Molly, considering that dE2000 is the current best tolerance for measuring color the way we perceive it, how can you say that the "visual matches are much closer?" Please explain. PANTONE: DE00 was used to find the best separation match as a secondary approach we validated this utilizing our certified visual color assessment team.

How will the printers compensate for the inevitable hue shift that will happen in gradients with the different pigments (fit for use) required for flexible packaging inks. PANTONE: While it is recognized that pigments may different slightly between manufacturers and different printing process the same hue angle should still be achievable. The idea is that we specify the Hue of the pigment and maximize the Chroma when setting the specification.

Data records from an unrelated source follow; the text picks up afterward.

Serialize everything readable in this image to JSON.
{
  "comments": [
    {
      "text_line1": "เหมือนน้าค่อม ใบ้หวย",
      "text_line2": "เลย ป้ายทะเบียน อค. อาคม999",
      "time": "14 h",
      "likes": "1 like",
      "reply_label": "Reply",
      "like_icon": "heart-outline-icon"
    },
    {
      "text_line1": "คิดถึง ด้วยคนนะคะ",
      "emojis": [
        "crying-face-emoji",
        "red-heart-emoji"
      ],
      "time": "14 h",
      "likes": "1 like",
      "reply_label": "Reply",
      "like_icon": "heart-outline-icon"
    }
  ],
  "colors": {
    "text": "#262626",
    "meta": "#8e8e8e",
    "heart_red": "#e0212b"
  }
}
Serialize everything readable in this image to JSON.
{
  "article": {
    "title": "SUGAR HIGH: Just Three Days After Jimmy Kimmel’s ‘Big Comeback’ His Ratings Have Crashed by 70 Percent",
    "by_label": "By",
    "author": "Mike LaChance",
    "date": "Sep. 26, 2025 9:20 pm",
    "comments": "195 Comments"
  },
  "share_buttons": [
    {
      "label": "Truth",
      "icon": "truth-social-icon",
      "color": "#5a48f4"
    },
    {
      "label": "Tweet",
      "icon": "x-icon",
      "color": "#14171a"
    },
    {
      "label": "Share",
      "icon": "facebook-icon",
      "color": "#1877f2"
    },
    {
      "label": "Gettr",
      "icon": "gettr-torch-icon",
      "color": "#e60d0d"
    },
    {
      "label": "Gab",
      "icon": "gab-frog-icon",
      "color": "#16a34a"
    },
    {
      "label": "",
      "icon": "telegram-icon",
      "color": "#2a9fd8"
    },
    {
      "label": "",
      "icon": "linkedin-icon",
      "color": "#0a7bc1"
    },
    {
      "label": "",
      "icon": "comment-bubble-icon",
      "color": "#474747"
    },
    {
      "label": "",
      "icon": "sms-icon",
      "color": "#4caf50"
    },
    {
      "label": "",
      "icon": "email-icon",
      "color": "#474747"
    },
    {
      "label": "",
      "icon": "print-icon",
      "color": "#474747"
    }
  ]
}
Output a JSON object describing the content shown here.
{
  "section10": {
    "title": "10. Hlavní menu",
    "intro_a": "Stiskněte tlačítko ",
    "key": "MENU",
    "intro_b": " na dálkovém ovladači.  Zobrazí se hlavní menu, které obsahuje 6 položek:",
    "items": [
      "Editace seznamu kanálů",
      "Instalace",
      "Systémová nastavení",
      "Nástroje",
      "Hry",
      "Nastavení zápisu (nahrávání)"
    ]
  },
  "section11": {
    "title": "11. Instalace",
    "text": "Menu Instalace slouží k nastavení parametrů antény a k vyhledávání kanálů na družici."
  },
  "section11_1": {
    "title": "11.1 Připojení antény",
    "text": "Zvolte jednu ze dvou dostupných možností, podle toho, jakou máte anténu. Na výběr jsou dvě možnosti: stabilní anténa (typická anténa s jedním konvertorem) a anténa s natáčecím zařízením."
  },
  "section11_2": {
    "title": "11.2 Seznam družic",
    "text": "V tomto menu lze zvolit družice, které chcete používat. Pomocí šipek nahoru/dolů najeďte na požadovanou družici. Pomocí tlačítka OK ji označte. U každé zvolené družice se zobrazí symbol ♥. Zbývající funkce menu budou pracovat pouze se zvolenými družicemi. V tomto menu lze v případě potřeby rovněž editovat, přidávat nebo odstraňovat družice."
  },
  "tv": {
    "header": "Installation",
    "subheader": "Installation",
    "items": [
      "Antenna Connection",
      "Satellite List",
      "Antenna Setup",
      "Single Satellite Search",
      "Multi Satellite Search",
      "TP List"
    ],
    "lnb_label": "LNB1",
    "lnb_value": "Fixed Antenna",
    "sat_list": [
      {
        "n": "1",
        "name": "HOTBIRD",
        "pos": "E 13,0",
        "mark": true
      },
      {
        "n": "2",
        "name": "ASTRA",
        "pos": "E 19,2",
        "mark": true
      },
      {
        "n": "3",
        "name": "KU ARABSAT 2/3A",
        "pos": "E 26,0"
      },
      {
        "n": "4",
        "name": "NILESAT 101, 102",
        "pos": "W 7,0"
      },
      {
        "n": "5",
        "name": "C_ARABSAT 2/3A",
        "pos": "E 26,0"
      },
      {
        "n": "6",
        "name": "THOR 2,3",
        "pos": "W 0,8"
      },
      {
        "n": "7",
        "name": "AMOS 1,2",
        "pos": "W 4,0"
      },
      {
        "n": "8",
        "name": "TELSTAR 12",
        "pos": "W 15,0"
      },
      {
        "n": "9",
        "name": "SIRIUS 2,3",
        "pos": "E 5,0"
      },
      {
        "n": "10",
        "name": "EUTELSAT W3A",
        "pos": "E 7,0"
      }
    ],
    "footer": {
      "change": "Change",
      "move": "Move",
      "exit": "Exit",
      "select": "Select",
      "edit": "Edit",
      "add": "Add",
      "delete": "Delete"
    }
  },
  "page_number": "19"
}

By Gordon Pritchard on Sep 22, 2015

Thank you for answering these questions.
Were the plates curved to make the press work for the EG inks linear? What was the target dot gain for the EG inks that you used?


By Michele Nicholson on Sep 22, 2015

Hello Gordon - please note our response to your question below:

Were the plates curved to make the press work for the EG inks linear? What was the target dot gain for the EG inks that you used?
PANTONE: You are correct. We did use a linear method for defining the TVI targets for Orange, Green, and Violet. As you are probably aware, their is some work being done on defining an ISO specification for the TVI for spot colors. However, since the full specification has not been ratified by the ISO, we picked the well-known DE-P calculation currently used by many printers to implement Expanded Gamut today. We encourage you to please visit our FAQ section on our website for full details.


By Steve Balschi on Sep 22, 2015

So does that mean you used Murray-Davies for the CMYK, and DE-P for the OGV?


By Michele Nicholson on Sep 23, 2015

Hi Steve,

Please see our response to your question below:

So does that mean you used Murray-Davies for the CMYK, and DE-P for the OGV? PANTONE: Yes we actually used the G7 NPD approach for CMYK which conforms with ISO 12647 - ISO 2846-1 ink set. Please refer to the published FAQ on our website.


By Gordon Pritchard on Sep 24, 2015

I read the faq - unless I missed it, the faq describes how the dot gains were measured but not the actual (target) dot gains themselves. So, as I understand it now, you use a plate curve to make the OGV inks print linear (50% in source file results in 50% measured value on press) i.e. You curve the OGV plates to linearize the printing for those inks.


By Steve Balschi on Sep 24, 2015

I have read the FAQ and didn't find many answers. I agree with Gordon, Why can the actual press Tonal Values be published. Once we know what the actual printed values are for your builds, most anyone can reproduce them in any print process.

The problem with using Status T MD together with ?E-P is that they are not the same curve shape. Simply use ?E-P on your CMYK and look at how different the two response curves are... It is similar to using D50 for CMYK and D65 to evaluate the OGV. Each in their own right is "correct" but combined don't make any sense.


By Michele Nicholson on Sep 25, 2015

Hello Steve and Gordon,
We appreciate your great questions. The more people ask questions and we are engaged with industry leaders, the more clarity we can bring to the people who use our products. Due to the technical nature of your questions, it is hard to answer appropriately in a forum like this. I would like to have my colleague Jeff Hall contact you both directly - can you please advise your emails or contact information so we can schedule calls? Also, we are planning a webinar in the coming months to discuss how this product can be best used in the print and prepress workflow and invite you to please join us. When the details are finalize we will post here.


By Steve Balschi on Sep 25, 2015

I know Jeff, and he already has my contact information.


By Gordon Pritchard on Sep 25, 2015

I'm out of touch for a couple of weeks but he can contact me via my email to set something up for after then pritchardgordon @ gmail (dot) com


Post a Comment

To post a comment Log In or Become a Member, doing so is simple and free


Become a Member

Join the thousands of printing executives who are already part of the WhatTheyThink Community.

Copyright © 2019 WhatTheyThink. All Rights Reserved